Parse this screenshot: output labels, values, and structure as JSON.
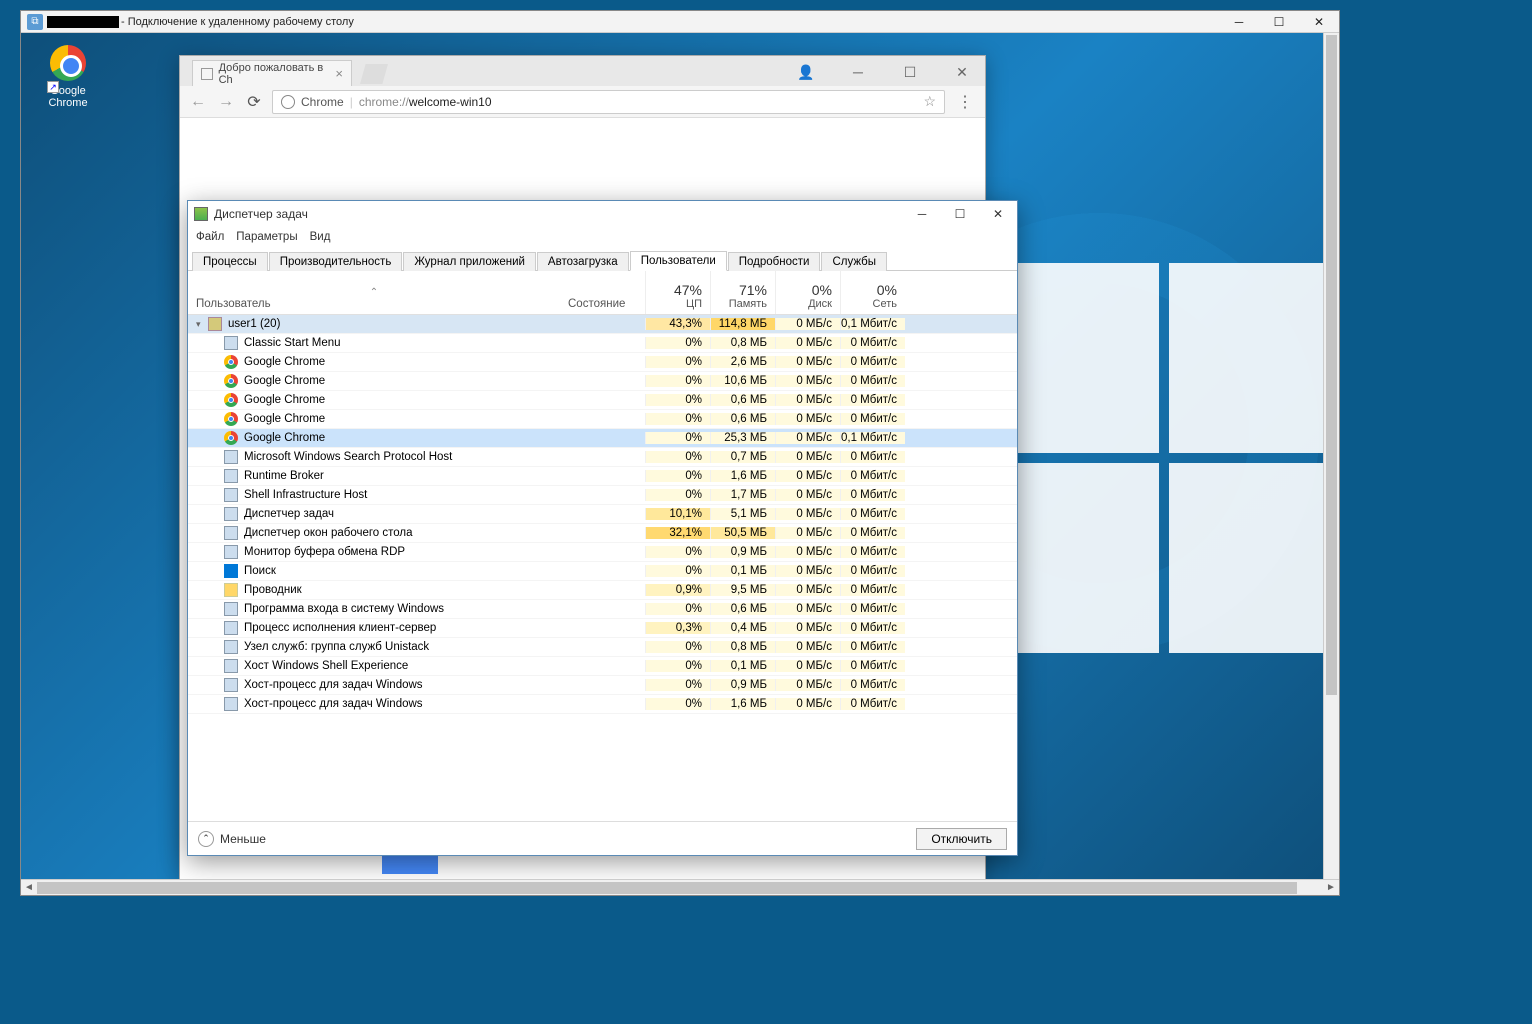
{
  "rdp": {
    "title_suffix": "- Подключение к удаленному рабочему столу"
  },
  "desktop": {
    "chrome_label": "Google Chrome"
  },
  "chrome": {
    "tab_title": "Добро пожаловать в Ch",
    "addr_label": "Chrome",
    "url_dim": "chrome://",
    "url_strong": "welcome-win10"
  },
  "taskmgr": {
    "title": "Диспетчер задач",
    "menu": {
      "file": "Файл",
      "options": "Параметры",
      "view": "Вид"
    },
    "tabs": [
      "Процессы",
      "Производительность",
      "Журнал приложений",
      "Автозагрузка",
      "Пользователи",
      "Подробности",
      "Службы"
    ],
    "active_tab": 4,
    "headers": {
      "user": "Пользователь",
      "status": "Состояние",
      "cpu_pct": "47%",
      "cpu": "ЦП",
      "mem_pct": "71%",
      "mem": "Память",
      "disk_pct": "0%",
      "disk": "Диск",
      "net_pct": "0%",
      "net": "Сеть"
    },
    "user_row": {
      "name": "user1 (20)",
      "cpu": "43,3%",
      "mem": "114,8 МБ",
      "disk": "0 МБ/с",
      "net": "0,1 Мбит/с"
    },
    "rows": [
      {
        "icon": "gen",
        "name": "Classic Start Menu",
        "cpu": "0%",
        "mem": "0,8 МБ",
        "disk": "0 МБ/с",
        "net": "0 Мбит/с"
      },
      {
        "icon": "chrome",
        "name": "Google Chrome",
        "cpu": "0%",
        "mem": "2,6 МБ",
        "disk": "0 МБ/с",
        "net": "0 Мбит/с"
      },
      {
        "icon": "chrome",
        "name": "Google Chrome",
        "cpu": "0%",
        "mem": "10,6 МБ",
        "disk": "0 МБ/с",
        "net": "0 Мбит/с"
      },
      {
        "icon": "chrome",
        "name": "Google Chrome",
        "cpu": "0%",
        "mem": "0,6 МБ",
        "disk": "0 МБ/с",
        "net": "0 Мбит/с"
      },
      {
        "icon": "chrome",
        "name": "Google Chrome",
        "cpu": "0%",
        "mem": "0,6 МБ",
        "disk": "0 МБ/с",
        "net": "0 Мбит/с"
      },
      {
        "icon": "chrome",
        "name": "Google Chrome",
        "cpu": "0%",
        "mem": "25,3 МБ",
        "disk": "0 МБ/с",
        "net": "0,1 Мбит/с",
        "selected": true
      },
      {
        "icon": "gen",
        "name": "Microsoft Windows Search Protocol Host",
        "cpu": "0%",
        "mem": "0,7 МБ",
        "disk": "0 МБ/с",
        "net": "0 Мбит/с"
      },
      {
        "icon": "gen",
        "name": "Runtime Broker",
        "cpu": "0%",
        "mem": "1,6 МБ",
        "disk": "0 МБ/с",
        "net": "0 Мбит/с"
      },
      {
        "icon": "gen",
        "name": "Shell Infrastructure Host",
        "cpu": "0%",
        "mem": "1,7 МБ",
        "disk": "0 МБ/с",
        "net": "0 Мбит/с"
      },
      {
        "icon": "gen",
        "name": "Диспетчер задач",
        "cpu": "10,1%",
        "mem": "5,1 МБ",
        "disk": "0 МБ/с",
        "net": "0 Мбит/с",
        "cpuheat": 2
      },
      {
        "icon": "gen",
        "name": "Диспетчер окон рабочего стола",
        "cpu": "32,1%",
        "mem": "50,5 МБ",
        "disk": "0 МБ/с",
        "net": "0 Мбит/с",
        "cpuheat": 3,
        "memheat": 2
      },
      {
        "icon": "gen",
        "name": "Монитор буфера обмена RDP",
        "cpu": "0%",
        "mem": "0,9 МБ",
        "disk": "0 МБ/с",
        "net": "0 Мбит/с"
      },
      {
        "icon": "search",
        "name": "Поиск",
        "cpu": "0%",
        "mem": "0,1 МБ",
        "disk": "0 МБ/с",
        "net": "0 Мбит/с"
      },
      {
        "icon": "folder",
        "name": "Проводник",
        "cpu": "0,9%",
        "mem": "9,5 МБ",
        "disk": "0 МБ/с",
        "net": "0 Мбит/с",
        "cpuheat": 1
      },
      {
        "icon": "gen",
        "name": "Программа входа в систему Windows",
        "cpu": "0%",
        "mem": "0,6 МБ",
        "disk": "0 МБ/с",
        "net": "0 Мбит/с"
      },
      {
        "icon": "gen",
        "name": "Процесс исполнения клиент-сервер",
        "cpu": "0,3%",
        "mem": "0,4 МБ",
        "disk": "0 МБ/с",
        "net": "0 Мбит/с",
        "cpuheat": 1
      },
      {
        "icon": "gen",
        "name": "Узел служб: группа служб Unistack",
        "cpu": "0%",
        "mem": "0,8 МБ",
        "disk": "0 МБ/с",
        "net": "0 Мбит/с"
      },
      {
        "icon": "gen",
        "name": "Хост Windows Shell Experience",
        "cpu": "0%",
        "mem": "0,1 МБ",
        "disk": "0 МБ/с",
        "net": "0 Мбит/с"
      },
      {
        "icon": "gen",
        "name": "Хост-процесс для задач Windows",
        "cpu": "0%",
        "mem": "0,9 МБ",
        "disk": "0 МБ/с",
        "net": "0 Мбит/с"
      },
      {
        "icon": "gen",
        "name": "Хост-процесс для задач Windows",
        "cpu": "0%",
        "mem": "1,6 МБ",
        "disk": "0 МБ/с",
        "net": "0 Мбит/с"
      }
    ],
    "fewer": "Меньше",
    "disconnect": "Отключить"
  }
}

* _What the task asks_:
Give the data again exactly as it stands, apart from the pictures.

* _Exercise answer_:
Parse this screenshot: output labels, values, and structure as JSON.
{
  "rdp": {
    "title_suffix": "- Подключение к удаленному рабочему столу"
  },
  "desktop": {
    "chrome_label": "Google Chrome"
  },
  "chrome": {
    "tab_title": "Добро пожаловать в Ch",
    "addr_label": "Chrome",
    "url_dim": "chrome://",
    "url_strong": "welcome-win10"
  },
  "taskmgr": {
    "title": "Диспетчер задач",
    "menu": {
      "file": "Файл",
      "options": "Параметры",
      "view": "Вид"
    },
    "tabs": [
      "Процессы",
      "Производительность",
      "Журнал приложений",
      "Автозагрузка",
      "Пользователи",
      "Подробности",
      "Службы"
    ],
    "active_tab": 4,
    "headers": {
      "user": "Пользователь",
      "status": "Состояние",
      "cpu_pct": "47%",
      "cpu": "ЦП",
      "mem_pct": "71%",
      "mem": "Память",
      "disk_pct": "0%",
      "disk": "Диск",
      "net_pct": "0%",
      "net": "Сеть"
    },
    "user_row": {
      "name": "user1 (20)",
      "cpu": "43,3%",
      "mem": "114,8 МБ",
      "disk": "0 МБ/с",
      "net": "0,1 Мбит/с"
    },
    "rows": [
      {
        "icon": "gen",
        "name": "Classic Start Menu",
        "cpu": "0%",
        "mem": "0,8 МБ",
        "disk": "0 МБ/с",
        "net": "0 Мбит/с"
      },
      {
        "icon": "chrome",
        "name": "Google Chrome",
        "cpu": "0%",
        "mem": "2,6 МБ",
        "disk": "0 МБ/с",
        "net": "0 Мбит/с"
      },
      {
        "icon": "chrome",
        "name": "Google Chrome",
        "cpu": "0%",
        "mem": "10,6 МБ",
        "disk": "0 МБ/с",
        "net": "0 Мбит/с"
      },
      {
        "icon": "chrome",
        "name": "Google Chrome",
        "cpu": "0%",
        "mem": "0,6 МБ",
        "disk": "0 МБ/с",
        "net": "0 Мбит/с"
      },
      {
        "icon": "chrome",
        "name": "Google Chrome",
        "cpu": "0%",
        "mem": "0,6 МБ",
        "disk": "0 МБ/с",
        "net": "0 Мбит/с"
      },
      {
        "icon": "chrome",
        "name": "Google Chrome",
        "cpu": "0%",
        "mem": "25,3 МБ",
        "disk": "0 МБ/с",
        "net": "0,1 Мбит/с",
        "selected": true
      },
      {
        "icon": "gen",
        "name": "Microsoft Windows Search Protocol Host",
        "cpu": "0%",
        "mem": "0,7 МБ",
        "disk": "0 МБ/с",
        "net": "0 Мбит/с"
      },
      {
        "icon": "gen",
        "name": "Runtime Broker",
        "cpu": "0%",
        "mem": "1,6 МБ",
        "disk": "0 МБ/с",
        "net": "0 Мбит/с"
      },
      {
        "icon": "gen",
        "name": "Shell Infrastructure Host",
        "cpu": "0%",
        "mem": "1,7 МБ",
        "disk": "0 МБ/с",
        "net": "0 Мбит/с"
      },
      {
        "icon": "gen",
        "name": "Диспетчер задач",
        "cpu": "10,1%",
        "mem": "5,1 МБ",
        "disk": "0 МБ/с",
        "net": "0 Мбит/с",
        "cpuheat": 2
      },
      {
        "icon": "gen",
        "name": "Диспетчер окон рабочего стола",
        "cpu": "32,1%",
        "mem": "50,5 МБ",
        "disk": "0 МБ/с",
        "net": "0 Мбит/с",
        "cpuheat": 3,
        "memheat": 2
      },
      {
        "icon": "gen",
        "name": "Монитор буфера обмена RDP",
        "cpu": "0%",
        "mem": "0,9 МБ",
        "disk": "0 МБ/с",
        "net": "0 Мбит/с"
      },
      {
        "icon": "search",
        "name": "Поиск",
        "cpu": "0%",
        "mem": "0,1 МБ",
        "disk": "0 МБ/с",
        "net": "0 Мбит/с"
      },
      {
        "icon": "folder",
        "name": "Проводник",
        "cpu": "0,9%",
        "mem": "9,5 МБ",
        "disk": "0 МБ/с",
        "net": "0 Мбит/с",
        "cpuheat": 1
      },
      {
        "icon": "gen",
        "name": "Программа входа в систему Windows",
        "cpu": "0%",
        "mem": "0,6 МБ",
        "disk": "0 МБ/с",
        "net": "0 Мбит/с"
      },
      {
        "icon": "gen",
        "name": "Процесс исполнения клиент-сервер",
        "cpu": "0,3%",
        "mem": "0,4 МБ",
        "disk": "0 МБ/с",
        "net": "0 Мбит/с",
        "cpuheat": 1
      },
      {
        "icon": "gen",
        "name": "Узел служб: группа служб Unistack",
        "cpu": "0%",
        "mem": "0,8 МБ",
        "disk": "0 МБ/с",
        "net": "0 Мбит/с"
      },
      {
        "icon": "gen",
        "name": "Хост Windows Shell Experience",
        "cpu": "0%",
        "mem": "0,1 МБ",
        "disk": "0 МБ/с",
        "net": "0 Мбит/с"
      },
      {
        "icon": "gen",
        "name": "Хост-процесс для задач Windows",
        "cpu": "0%",
        "mem": "0,9 МБ",
        "disk": "0 МБ/с",
        "net": "0 Мбит/с"
      },
      {
        "icon": "gen",
        "name": "Хост-процесс для задач Windows",
        "cpu": "0%",
        "mem": "1,6 МБ",
        "disk": "0 МБ/с",
        "net": "0 Мбит/с"
      }
    ],
    "fewer": "Меньше",
    "disconnect": "Отключить"
  }
}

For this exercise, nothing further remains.